titles such as Country Living, Flower and Garden, National Geographic and European Travel
Atop the dresser were several books, mainly historical and spy novels and a
collection of Louis l'Armour short stories. Books about farm life were on the nightstand
Plants and old-fashioned framed family pictures had been placed around the room,
and real flowers -- lilacs, weigela and peony -- were in an Atlas Mason jar. The attached
bathroom was equipped with a pull-chair toilet, a shower and an old-fashioned pedestal
Two reading lamps were above the bed. Eight large pillows covered the bed and on
the wall stenciled flowers matched the sheets, pillow cases, valences and nightstand
6 a.m. -- I woke to the smell of flowers and the sound of rain pattering on the tin
roof, a breeze through the trees and cows mooing in pasture nearby. It was already light
outside so I showered, dressed and went downstairs.
7 a.m. -- I slipped quietly out the front door, passed several cats on the front
porch and walked around the back yard. There, Mrs. Tudor has herb and woodland and
wildflower gardens as well as a garden filled with plants that hummingbirds enjoy. Her son
has his own collection of exotic plants.
Passing through the gazebo door, I came into the pool area. The inground
pool is larger that a regular family pool and ranges in depth from 3 to 8 feet. It's
surrounded by white, wooden chaise lounges
Weatherbury Farm was named for the setting of Thomas Hardy's novel, 'Far From the
Madding Crowd.' Sitting alone by the pool on a cool morning, I understood why.

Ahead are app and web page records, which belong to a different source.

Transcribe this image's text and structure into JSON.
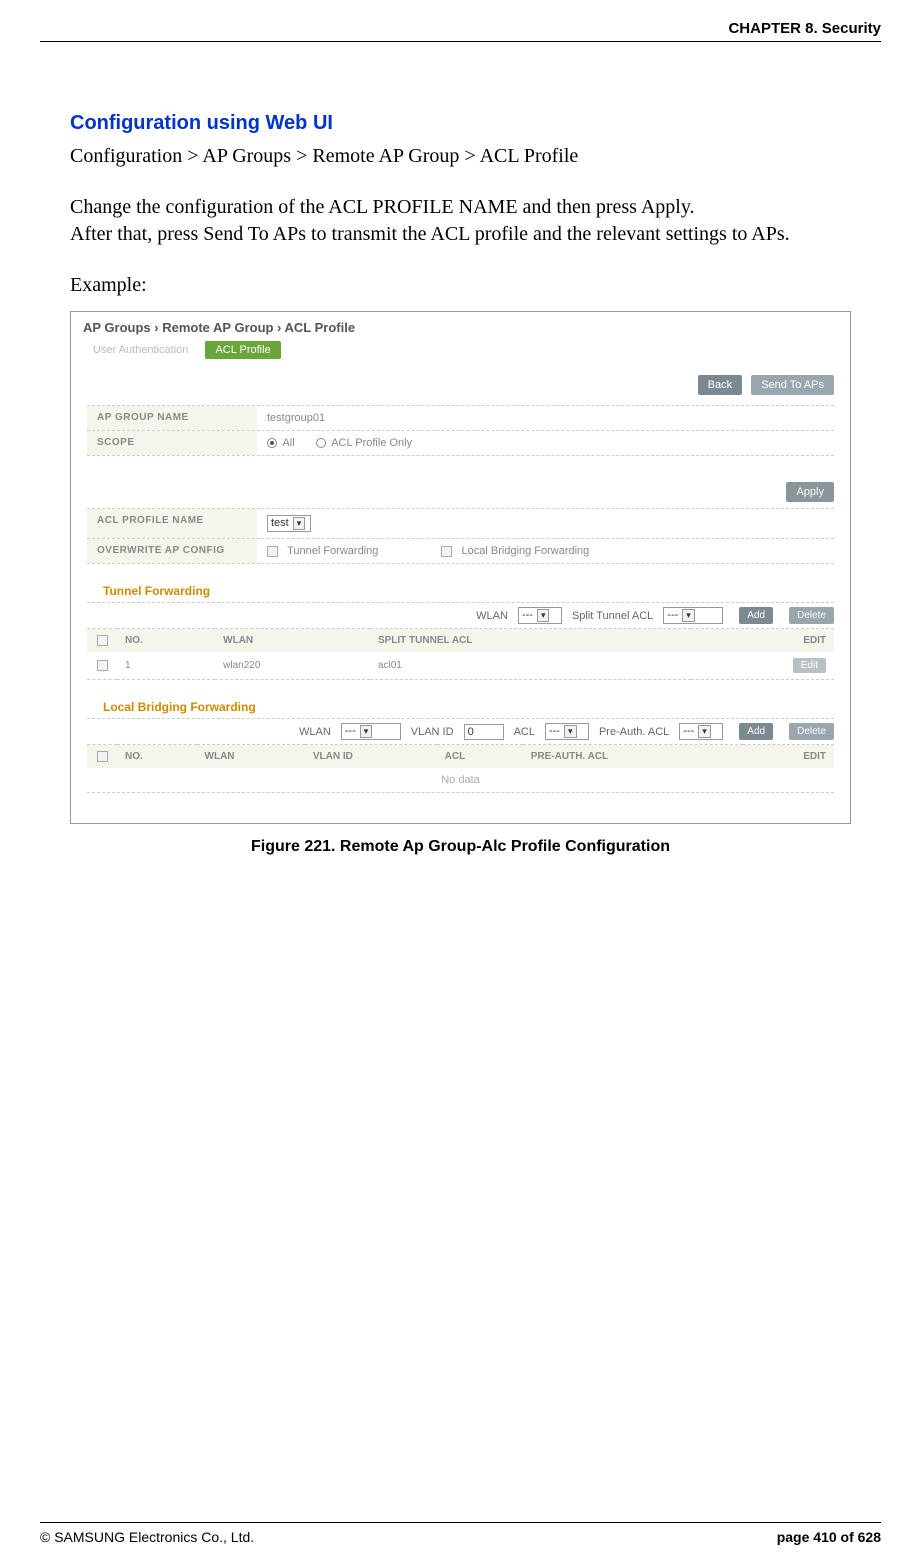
{
  "header": {
    "chapter": "CHAPTER 8. Security"
  },
  "doc": {
    "section_title": "Configuration using Web UI",
    "breadcrumb": "Configuration > AP Groups > Remote AP Group > ACL Profile",
    "para1": "Change the configuration of the ACL PROFILE NAME and then press Apply.",
    "para2": "After that, press Send To APs to transmit the ACL profile and the relevant settings to APs.",
    "example_label": "Example:",
    "figure_caption": "Figure 221. Remote Ap Group-Alc Profile Configuration"
  },
  "screenshot": {
    "crumbs": "AP Groups  ›  Remote AP Group  ›  ACL Profile",
    "tabs": {
      "inactive": "User Authentication",
      "active": "ACL Profile"
    },
    "buttons": {
      "back": "Back",
      "send": "Send To APs",
      "apply": "Apply",
      "add": "Add",
      "delete": "Delete",
      "edit": "Edit"
    },
    "form": {
      "group_name_label": "AP GROUP NAME",
      "group_name_value": "testgroup01",
      "scope_label": "SCOPE",
      "scope_all": "All",
      "scope_acl": "ACL Profile Only",
      "acl_profile_label": "ACL PROFILE NAME",
      "acl_profile_value": "test",
      "overwrite_label": "OVERWRITE AP CONFIG",
      "tunnel_cb": "Tunnel Forwarding",
      "local_cb": "Local Bridging Forwarding"
    },
    "tunnel": {
      "heading": "Tunnel Forwarding",
      "wlan_label": "WLAN",
      "split_label": "Split Tunnel ACL",
      "sel_blank": "---",
      "cols": {
        "no": "NO.",
        "wlan": "WLAN",
        "split": "SPLIT TUNNEL ACL",
        "edit": "EDIT"
      },
      "row": {
        "no": "1",
        "wlan": "wlan220",
        "acl": "acl01"
      }
    },
    "local": {
      "heading": "Local Bridging Forwarding",
      "wlan_label": "WLAN",
      "vlan_label": "VLAN ID",
      "vlan_value": "0",
      "acl_label": "ACL",
      "preauth_label": "Pre-Auth. ACL",
      "sel_blank": "---",
      "cols": {
        "no": "NO.",
        "wlan": "WLAN",
        "vlan": "VLAN ID",
        "acl": "ACL",
        "preauth": "PRE-AUTH. ACL",
        "edit": "EDIT"
      },
      "nodata": "No data"
    }
  },
  "footer": {
    "copyright": "© SAMSUNG Electronics Co., Ltd.",
    "page": "page 410 of 628"
  }
}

As their two dogs barked, the Tudors' herds of sheep and Hereford cows and calfs
8 a.m. The Tudors call it their 'bountiful breakfast' and it's more food than most
city folks could handle. The buffet included strawberries and cream, apple-cinnamon
pancakes, a vegetable-egg casserole, fruit, cereal, fresh coffee and orange juice.
Over breakfast, the Tudors talked about some of the guests who have stayed there
over the past year: a woman from Cecil who spent Mother's Day there with her two daughters
and a daughter-in-law, business travelers who seek out B&Bs for 'the personal touch'
and parents of students at Bethany and Washington and Jefferson colleges.
'The reason that we named it Weatherbury Farm was we thought that people from
Pittsburgh would be coming down here to get away from it all, but we didn't have that at
first,' Mrs. Tudor said. 'Now we're getting more inquiries about that.'
9 a.m. At a farm vacation bed and breakfast -- in contrast to a regular B&B --
you can get a taste of real farm life, including farm work.
After breakfast we went outside to feed some of the Tudor's animals. In addition to
the cows, sheep, cats and dogs, the family has two bantam chickens, and two lop-eared
rabbits that visitors can feed.
The second cutting of hay will be baled into squares later this summer, and guests
who want to try it can help with some of the work, Tudor said. For insurance reasons,
however, guests can't do any heavy farm work. "
This article also appeared in The
Enterprise (Burgettstown, PA) on June 23, 1993.